### Problem
Below are records to repeat exactly; do not include any pictures.

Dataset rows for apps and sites
Start of Block

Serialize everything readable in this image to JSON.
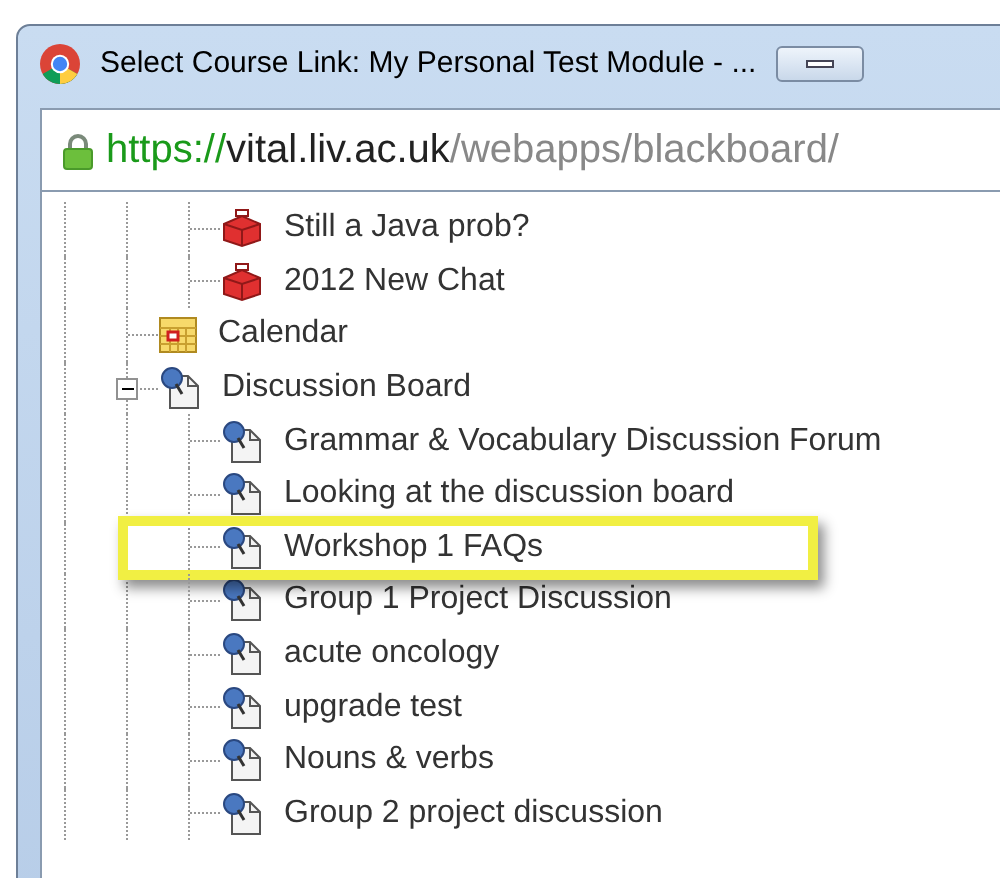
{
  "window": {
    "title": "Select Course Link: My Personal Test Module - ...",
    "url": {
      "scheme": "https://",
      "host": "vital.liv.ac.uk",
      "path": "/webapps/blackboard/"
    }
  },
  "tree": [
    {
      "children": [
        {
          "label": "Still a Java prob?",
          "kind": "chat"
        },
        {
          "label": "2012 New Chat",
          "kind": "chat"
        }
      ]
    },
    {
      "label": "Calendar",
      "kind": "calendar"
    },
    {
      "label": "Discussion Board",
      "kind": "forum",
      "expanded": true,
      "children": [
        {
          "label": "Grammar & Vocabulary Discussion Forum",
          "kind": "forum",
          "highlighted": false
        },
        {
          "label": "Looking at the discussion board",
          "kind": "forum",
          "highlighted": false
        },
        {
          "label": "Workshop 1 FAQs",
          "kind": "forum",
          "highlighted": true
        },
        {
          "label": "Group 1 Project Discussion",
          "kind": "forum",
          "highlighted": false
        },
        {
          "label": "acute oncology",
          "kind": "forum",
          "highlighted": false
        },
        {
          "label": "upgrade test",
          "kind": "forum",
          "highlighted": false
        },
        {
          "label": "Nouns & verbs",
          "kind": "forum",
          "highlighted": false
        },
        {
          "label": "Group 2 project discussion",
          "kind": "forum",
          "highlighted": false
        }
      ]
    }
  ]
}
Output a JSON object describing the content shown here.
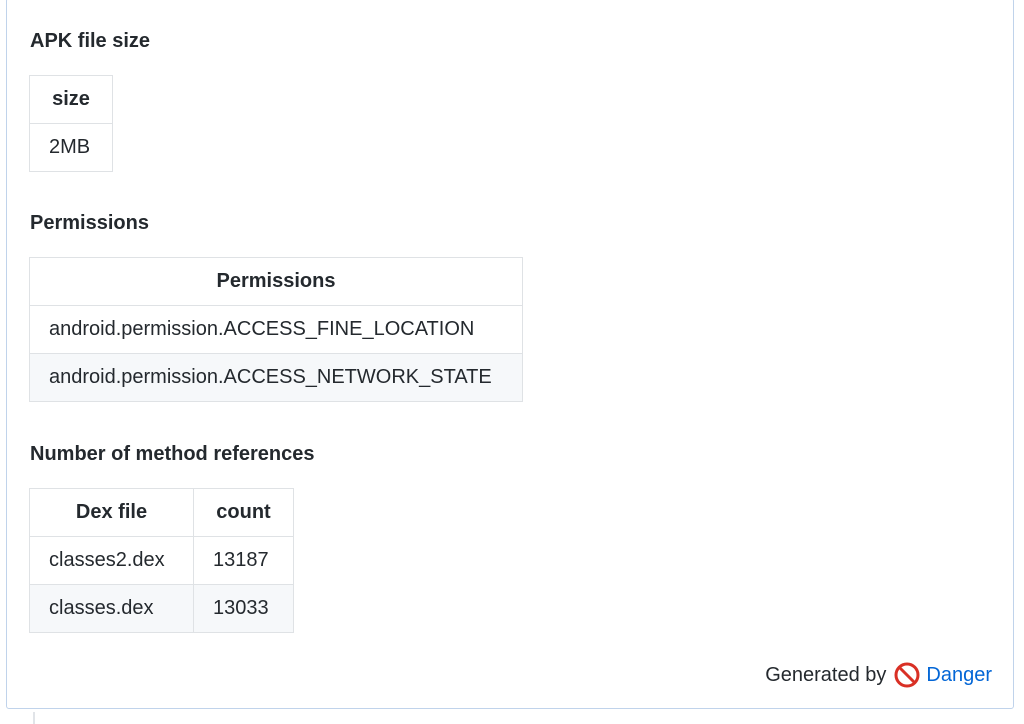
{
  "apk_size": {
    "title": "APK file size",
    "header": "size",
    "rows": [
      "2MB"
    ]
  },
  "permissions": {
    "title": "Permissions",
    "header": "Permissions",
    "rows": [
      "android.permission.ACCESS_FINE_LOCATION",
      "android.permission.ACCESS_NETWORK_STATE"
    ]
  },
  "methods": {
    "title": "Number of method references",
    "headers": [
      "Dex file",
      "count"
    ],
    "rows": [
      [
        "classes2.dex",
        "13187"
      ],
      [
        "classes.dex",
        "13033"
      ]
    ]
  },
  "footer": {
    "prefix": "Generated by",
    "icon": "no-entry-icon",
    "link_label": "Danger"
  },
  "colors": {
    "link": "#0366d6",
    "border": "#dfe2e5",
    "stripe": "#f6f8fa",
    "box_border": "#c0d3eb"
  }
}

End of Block

### Task result
Serialize everything readable in this image to JSON.
{
  "window": {
    "title": "Select Course Link: My Personal Test Module - ...",
    "url": {
      "scheme": "https://",
      "host": "vital.liv.ac.uk",
      "path": "/webapps/blackboard/"
    }
  },
  "tree": [
    {
      "children": [
        {
          "label": "Still a Java prob?",
          "kind": "chat"
        },
        {
          "label": "2012 New Chat",
          "kind": "chat"
        }
      ]
    },
    {
      "label": "Calendar",
      "kind": "calendar"
    },
    {
      "label": "Discussion Board",
      "kind": "forum",
      "expanded": true,
      "children": [
        {
          "label": "Grammar & Vocabulary Discussion Forum",
          "kind": "forum",
          "highlighted": false
        },
        {
          "label": "Looking at the discussion board",
          "kind": "forum",
          "highlighted": false
        },
        {
          "label": "Workshop 1 FAQs",
          "kind": "forum",
          "highlighted": true
        },
        {
          "label": "Group 1 Project Discussion",
          "kind": "forum",
          "highlighted": false
        },
        {
          "label": "acute oncology",
          "kind": "forum",
          "highlighted": false
        },
        {
          "label": "upgrade test",
          "kind": "forum",
          "highlighted": false
        },
        {
          "label": "Nouns & verbs",
          "kind": "forum",
          "highlighted": false
        },
        {
          "label": "Group 2 project discussion",
          "kind": "forum",
          "highlighted": false
        }
      ]
    }
  ]
}
Output a JSON object describing the content shown here.
{
  "apk_size": {
    "title": "APK file size",
    "header": "size",
    "rows": [
      "2MB"
    ]
  },
  "permissions": {
    "title": "Permissions",
    "header": "Permissions",
    "rows": [
      "android.permission.ACCESS_FINE_LOCATION",
      "android.permission.ACCESS_NETWORK_STATE"
    ]
  },
  "methods": {
    "title": "Number of method references",
    "headers": [
      "Dex file",
      "count"
    ],
    "rows": [
      [
        "classes2.dex",
        "13187"
      ],
      [
        "classes.dex",
        "13033"
      ]
    ]
  },
  "footer": {
    "prefix": "Generated by",
    "icon": "no-entry-icon",
    "link_label": "Danger"
  },
  "colors": {
    "link": "#0366d6",
    "border": "#dfe2e5",
    "stripe": "#f6f8fa",
    "box_border": "#c0d3eb"
  }
}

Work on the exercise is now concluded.